Yet, when the news of the XL Bully ban came to light not a shred of my being agreed with it.

This is not to say that I don’t feel the seemingly inescapable panic at the horror stories of what this 9-stone dog is capable of. The facts themselves are startling: with six out of ten fatal dog attacks in the UK last year tied to the breed and the very public deaths and mutilations that have painted the news in recent months, including the death of a seventeen-month-old toddler just last year. It makes my own experience of dog violence appear trivial and tiny in comparison. To even imagine such loss and devastation is beyond my capabilities. Therefore, before I continue, it must be known that in no way am I vilifying the loved ones of those affected by XL Bully attacks for calling for the breed’s ban, the human need for justice and retribution for such atrocities should never be shunned.

However, to just look at the XL Bully as an inherently nefarious, and almost bloodthirsty beast, is something that I do personally consider an injustice in this case.  No idiom is more apt here for me than ‘a dog is man’s best friend’ – much like humans they have the capacity to be controlled and trained to behave violently but give a dog love and respect and it will only offer the same in return.
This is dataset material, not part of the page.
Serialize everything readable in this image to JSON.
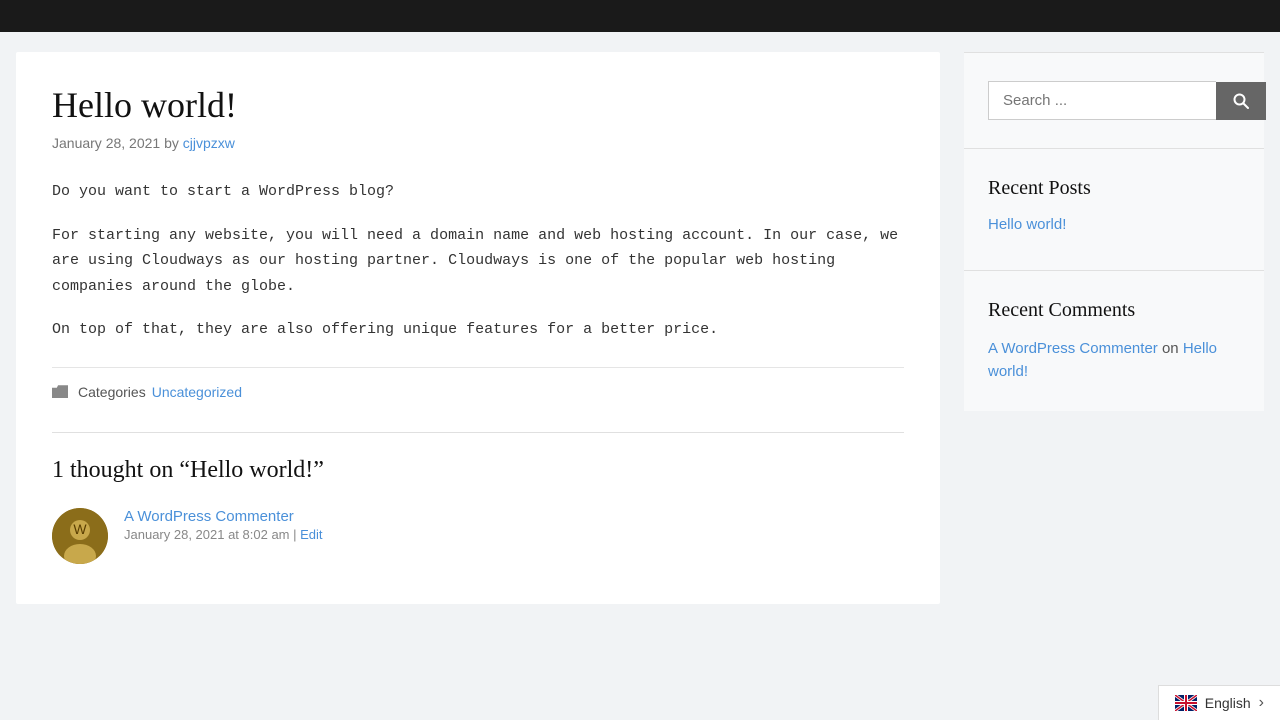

My social media algorithms have always been attuned to my love for pooches, even more so recently, and I have watched a record number of videos on owners who have loving, docile XL Bullys and are terrified for their future. It is not the majority, but rather the minority of poorly trained XLs that are being bred for such violence.

I’ve personally heard that using the defense that these dogs are a danger due to their gang-related upbringing is a ‘cop-out.’ I easily countered that the same demonization has occurred a plethora of times before – with the banning of the Pit Bull terrier and Japanese Tosa in 1991, and the very public disdain for breeds such as the Mastiff and Staffordshire Bull Terrier. Like the XL, they have all been inextricably linked to criminal circles and used frequently as a menacing demonstration of violence and status after being bred that way since their infancy. It isn’t hard to see the link between dog attacks and the type of owner behind the aggressor; it is a pattern that seems doomed to be repeated as these types of owners just move onto a new breed every few years. The cliché of ‘blame the owner not the dog’ is something I have always heard from my Dad and, now I understand more than ever the systematic problem that makes this phrase so common in my household and so many others.

Puppy Hand Fun Ring Summer Hapy Original
Charlotte Reader / Her Campus

If I were to wage into the debate personally, I would argue something that I have thought ever since I sat holding Chez for the first time – it is far too easy to just go out one day and buy a dog. We only saw Chester once and took him home the same day through a private breeder, nothing other than money was necessary to take him home with us. Much like the responsibility of driving and voting, buying a dog can a huge impact on human life and comes with a responsibility to act with safety and duty in mind. I therefore propose, instead of banning whichever breed becomes the next puppet to the nation’s bad guys, we consider the idea of a formal license. A license that is granted after thorough background checks and is something that can be subject to sanctions at any point. The responsible dog owners among us would surely have no problem with this.

The XL Bully ban is merely another misguided decision by a government that lacks true understanding of how this country is really running in this current climate. Nonetheless, I persevere: an XL bully supporter, a loving dog owner and still very much a Taylor Swift fan.

I'm Molly Broderick, a third year English and History student at the University of Bristol. Just a girl who loves to write (perhaps a little too much).